I take progress photos of my paintings to help me remember where I felt like giving up, when I thought I’d made a huge mistake and when I overworked a character (these things happen in pretty much every painting).
With all of my artwork, I follow an intuitive painting process.
After a few background layers (and many attempts at the character’s eyes and face), something finally starts to come out of the paint that resonates with my soul. Then I add more and more layers to bring out that heart, using spray paint, oil paintsticks, acrylics, inks, paint pens, water soluble pencil and pastels.
This gives the painting a little more definition, but sometimes I overwork it, add too many dots or drips, so that the character starts to feel too dark and heavy.
This becomes part of the story of the painting. It’s part of my process to cover and uncover, but lately I’ve been trying to allow my final image to fill with light.
If I’ve the inclination to try a neon pink mask (that helped me bring past paintings together), I’ll swipe a big layer of ink across the eyes. But sometimes that doesn’t work out. The ink can either add depth or completely smudge the eyes and most of the features. Then I have to repaint the entire face, using what’s left of my marks as a guide.
So often these layers and happy accidents lead to my favorite paintings. When I remember this, I can be brave and paint without the pressure of everything having to be perfect, allowing me to approach my artwork with more freedom. That’s when the magic happens.
One of my favorite ways to intentionally create beautiful mistakes is to mix inks together to get unusual colors that I then repeat throughout a painting collection. This is a project in my online art class SERENDIPITY 2 – Learn To Let Go.
In this video preview you’ll see how I create my initial background using acrylic inks and paints, allows happy accidents that then inspire the rest of my painting.
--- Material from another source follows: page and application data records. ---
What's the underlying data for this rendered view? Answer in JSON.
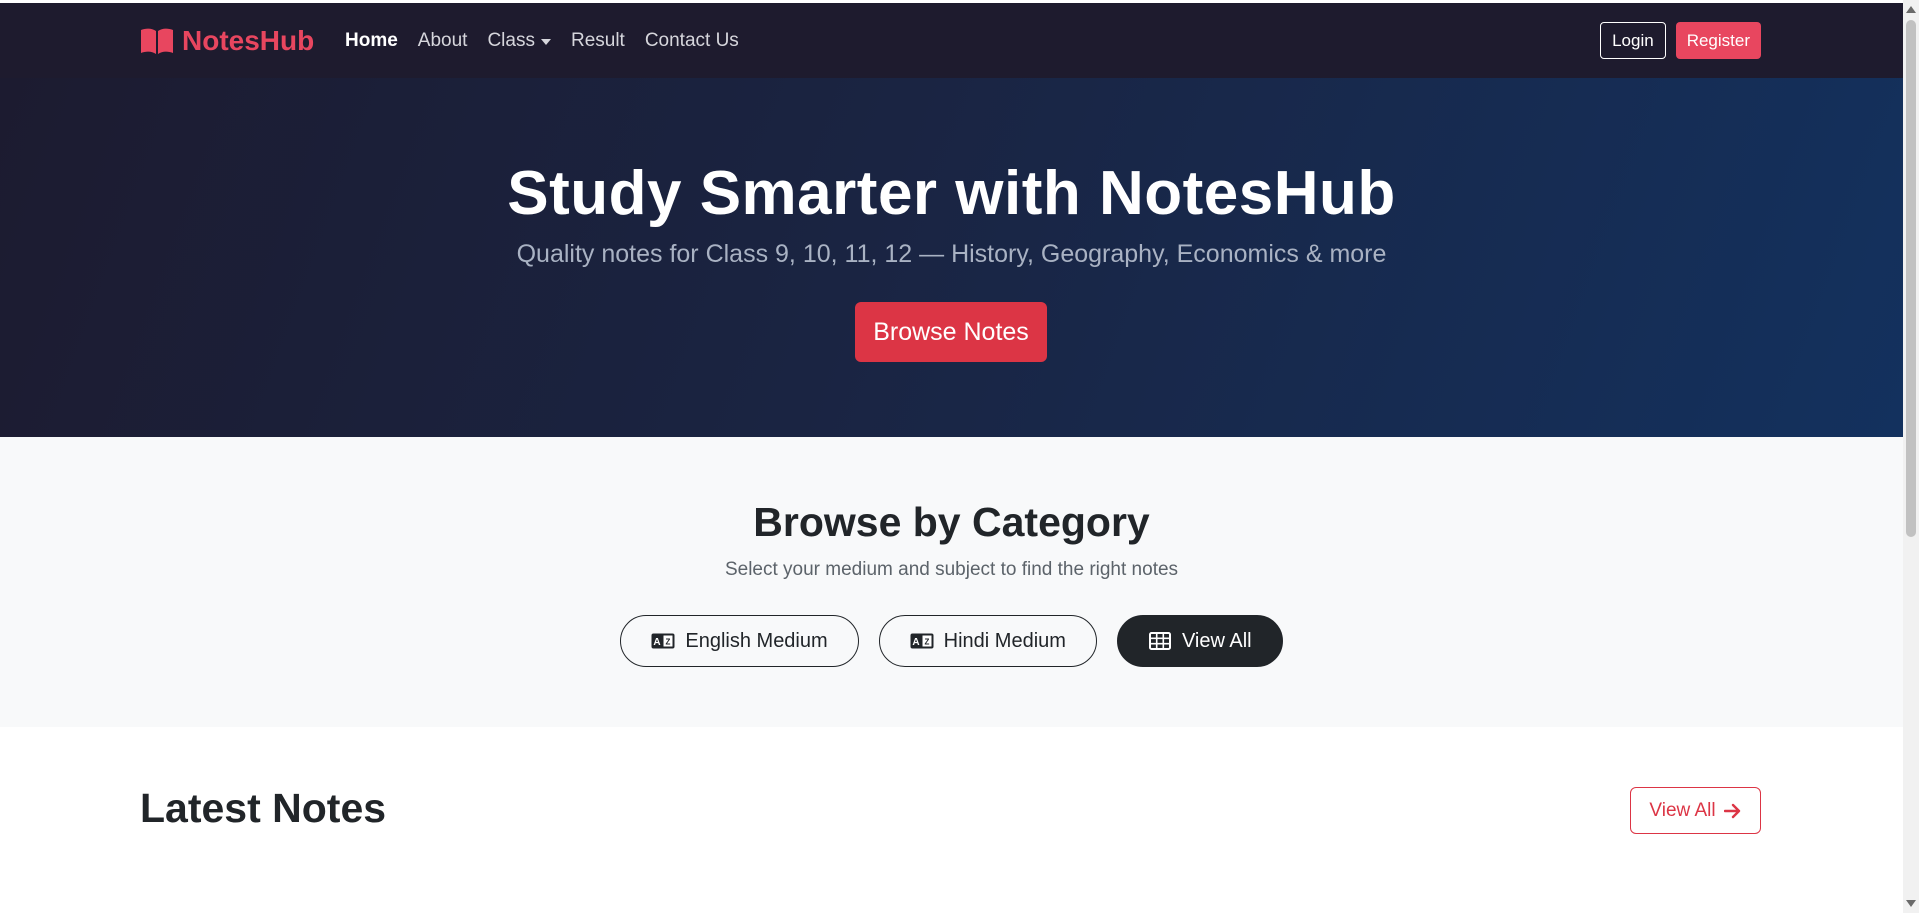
{
  "navbar": {
    "brand": "NotesHub",
    "links": [
      {
        "label": "Home",
        "active": true
      },
      {
        "label": "About"
      },
      {
        "label": "Class"
      },
      {
        "label": "Result"
      },
      {
        "label": "Contact Us"
      }
    ],
    "login_label": "Login",
    "register_label": "Register"
  },
  "hero": {
    "title": "Study Smarter with NotesHub",
    "subtitle": "Quality notes for Class 9, 10, 11, 12 — History, Geography, Economics & more",
    "browse_label": "Browse Notes"
  },
  "category": {
    "title": "Browse by Category",
    "subtitle": "Select your medium and subject to find the right notes",
    "buttons": [
      {
        "label": "English Medium",
        "icon": "language-icon"
      },
      {
        "label": "Hindi Medium",
        "icon": "language-icon"
      },
      {
        "label": "View All",
        "icon": "grid-icon"
      }
    ]
  },
  "latest": {
    "title": "Latest Notes",
    "view_all_label": "View All"
  },
  "colors": {
    "brand": "#e8465f",
    "primary_button": "#dc3545",
    "navbar_bg": "#1e1b2e",
    "hero_start": "#1c1b30",
    "hero_end": "#13315e"
  }
}
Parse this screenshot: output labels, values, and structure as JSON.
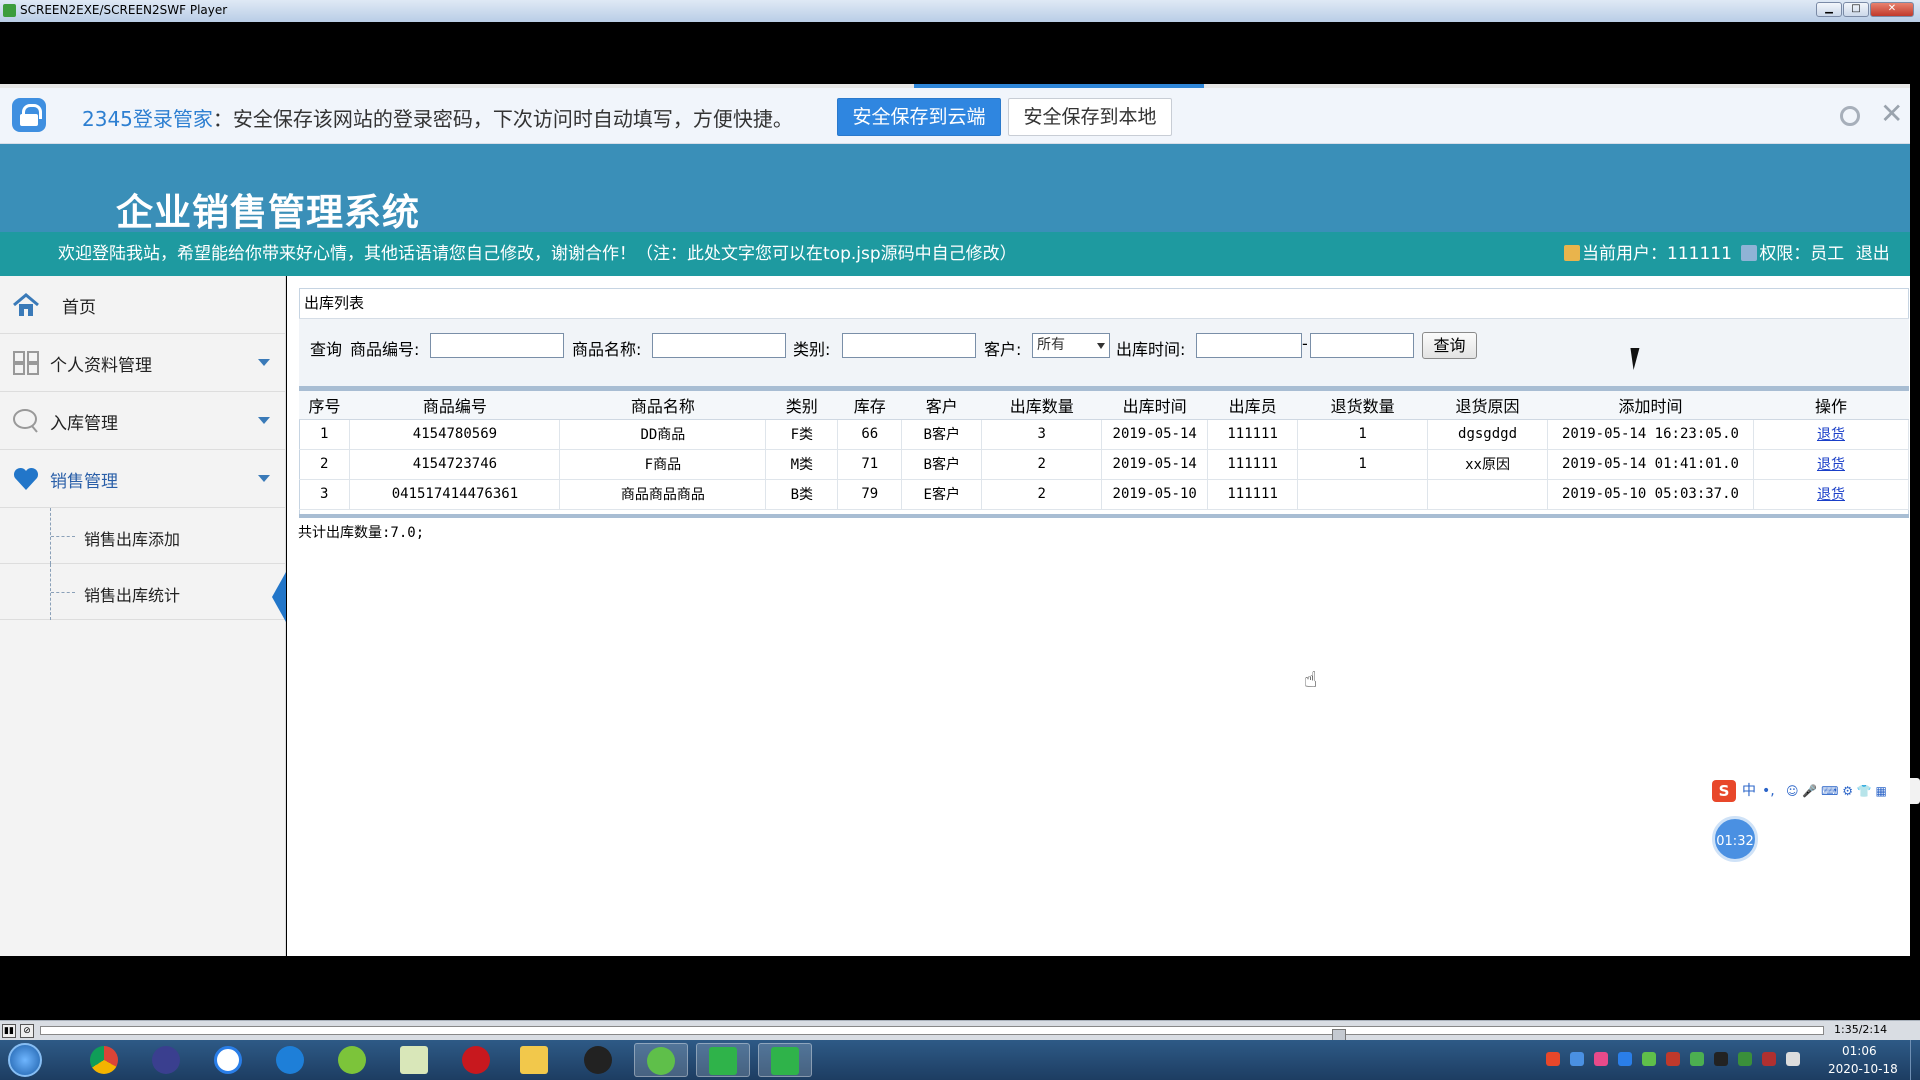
{
  "window": {
    "title": "SCREEN2EXE/SCREEN2SWF Player",
    "min": "▁",
    "max": "□",
    "close": "✕"
  },
  "pwbar": {
    "brand": "2345登录管家",
    "message": "：安全保存该网站的登录密码，下次访问时自动填写，方便快捷。",
    "save_cloud": "安全保存到云端",
    "save_local": "安全保存到本地",
    "close": "✕"
  },
  "app": {
    "title": "企业销售管理系统",
    "welcome": "欢迎登陆我站，希望能给你带来好心情，其他话语请您自己修改，谢谢合作！（注：此处文字您可以在top.jsp源码中自己修改）",
    "current_user": "当前用户：111111",
    "role": "权限：员工",
    "logout": "退出"
  },
  "sidebar": {
    "items": [
      {
        "label": "首页"
      },
      {
        "label": "个人资料管理"
      },
      {
        "label": "入库管理"
      },
      {
        "label": "销售管理"
      }
    ],
    "sub_items": [
      {
        "label": "销售出库添加"
      },
      {
        "label": "销售出库统计"
      }
    ]
  },
  "panel": {
    "title": "出库列表",
    "filters": {
      "query_label": "查询",
      "code_label": "商品编号:",
      "name_label": "商品名称:",
      "category_label": "类别:",
      "customer_label": "客户:",
      "customer_value": "所有",
      "time_label": "出库时间:",
      "time_dash": "-",
      "query_button": "查询"
    }
  },
  "table": {
    "headers": [
      "序号",
      "商品编号",
      "商品名称",
      "类别",
      "库存",
      "客户",
      "出库数量",
      "出库时间",
      "出库员",
      "退货数量",
      "退货原因",
      "添加时间",
      "操作"
    ],
    "rows": [
      [
        "1",
        "4154780569",
        "DD商品",
        "F类",
        "66",
        "B客户",
        "3",
        "2019-05-14",
        "111111",
        "1",
        "dgsgdgd",
        "2019-05-14 16:23:05.0",
        "退货"
      ],
      [
        "2",
        "4154723746",
        "F商品",
        "M类",
        "71",
        "B客户",
        "2",
        "2019-05-14",
        "111111",
        "1",
        "xx原因",
        "2019-05-14 01:41:01.0",
        "退货"
      ],
      [
        "3",
        "041517414476361",
        "商品商品商品",
        "B类",
        "79",
        "E客户",
        "2",
        "2019-05-10",
        "111111",
        "",
        "",
        "2019-05-10 05:03:37.0",
        "退货"
      ]
    ],
    "total": "共计出库数量:7.0;"
  },
  "ime": {
    "logo": "S",
    "mode": "中",
    "punct": "•,",
    "icons": "☺ 🎤 ⌨ ⚙ 👕 ▦"
  },
  "timer": "01:32",
  "player": {
    "play": "▮▮",
    "stop": "⊘",
    "time": "1:35/2:14",
    "progress": 0.73
  },
  "clock": {
    "time": "01:06",
    "date": "2020-10-18"
  },
  "colors": {
    "header": "#3a8fb8",
    "welcome_bar": "#1e9aa0",
    "accent": "#2f86e0"
  }
}
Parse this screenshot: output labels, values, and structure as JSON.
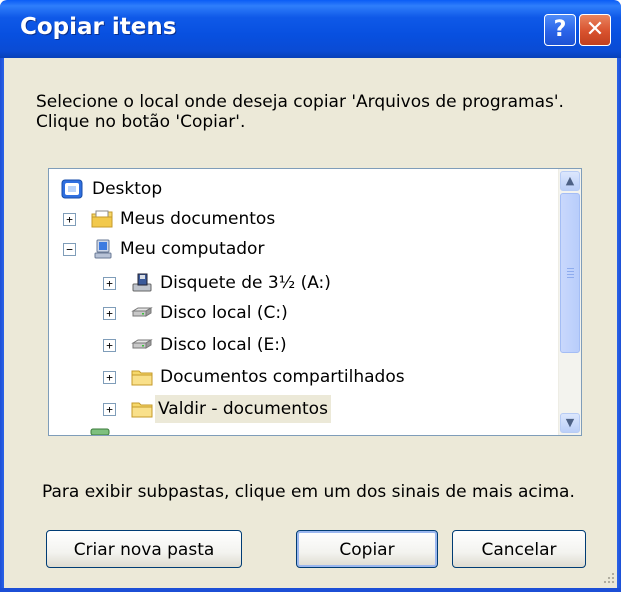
{
  "window": {
    "title": "Copiar itens",
    "help_label": "?",
    "close_label": "✕"
  },
  "instruction": "Selecione o local onde deseja copiar 'Arquivos de programas'. Clique no botão 'Copiar'.",
  "tree": {
    "items": [
      {
        "label": "Desktop",
        "icon": "desktop-icon",
        "expander": ""
      },
      {
        "label": "Meus documentos",
        "icon": "my-documents-icon",
        "expander": "+"
      },
      {
        "label": "Meu computador",
        "icon": "my-computer-icon",
        "expander": "−"
      },
      {
        "label": "Disquete de 3½ (A:)",
        "icon": "floppy-drive-icon",
        "expander": "+"
      },
      {
        "label": "Disco local (C:)",
        "icon": "hard-drive-icon",
        "expander": "+"
      },
      {
        "label": "Disco local (E:)",
        "icon": "hard-drive-icon",
        "expander": "+"
      },
      {
        "label": "Documentos compartilhados",
        "icon": "folder-icon",
        "expander": "+"
      },
      {
        "label": "Valdir - documentos",
        "icon": "folder-icon",
        "expander": "+",
        "selected": true
      }
    ]
  },
  "scrollbar": {
    "up_icon": "chevron-up-icon",
    "down_icon": "chevron-down-icon"
  },
  "hint": "Para exibir subpastas, clique em um dos sinais de mais acima.",
  "buttons": {
    "new_folder": "Criar nova pasta",
    "copy": "Copiar",
    "cancel": "Cancelar"
  },
  "colors": {
    "title_bar": "#0a50e0",
    "dialog_bg": "#ECE9D8",
    "close_button": "#d8522e",
    "selection": "#ece9d8"
  }
}
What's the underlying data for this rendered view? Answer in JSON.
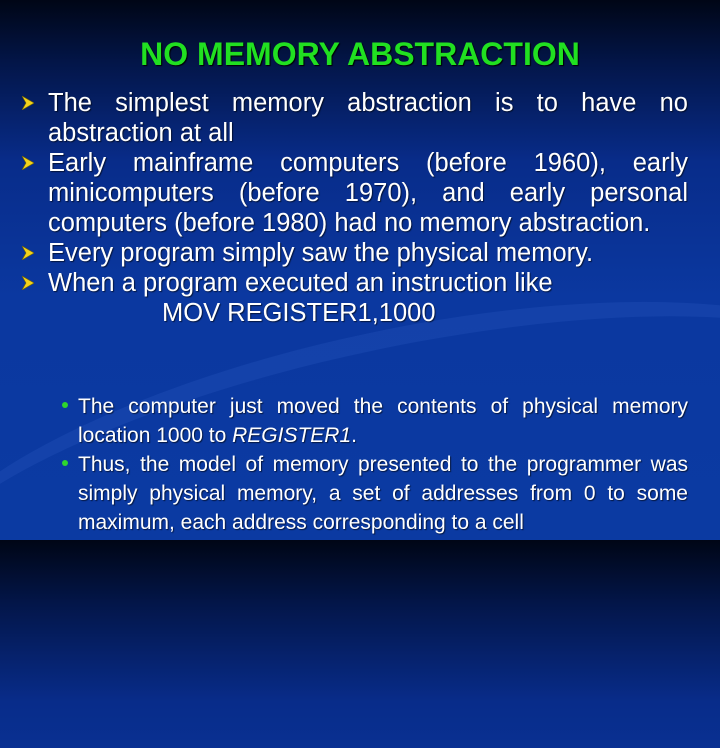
{
  "slide": {
    "title": "NO MEMORY ABSTRACTION",
    "accent_color": "#21e021",
    "bullet_icon": "yellow-arrowhead",
    "bullets": [
      {
        "text": "The simplest memory abstraction is to have no abstraction at all"
      },
      {
        "text": "Early mainframe computers (before 1960), early minicomputers (before 1970), and early personal computers (before 1980) had no memory abstraction."
      },
      {
        "text": "Every program simply saw the physical memory."
      },
      {
        "text": "When a program executed an instruction like"
      }
    ],
    "code_line": "MOV REGISTER1,1000",
    "sub_bullets": [
      {
        "text_before": "The computer just moved the contents of physical memory location 1000 to ",
        "italic": "REGISTER1",
        "text_after": "."
      },
      {
        "text": "Thus, the model of memory presented to the programmer was simply physical memory, a set of addresses from 0 to some maximum, each address corresponding to a cell"
      }
    ]
  }
}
If you’re looking to paint more freely and make your paintings look more organic, don’t cover everything up in your painting. Instead, when you don’t like something, add a thin layer of oil painstick on top to redefine your painting, but keep the underneath layers showing through.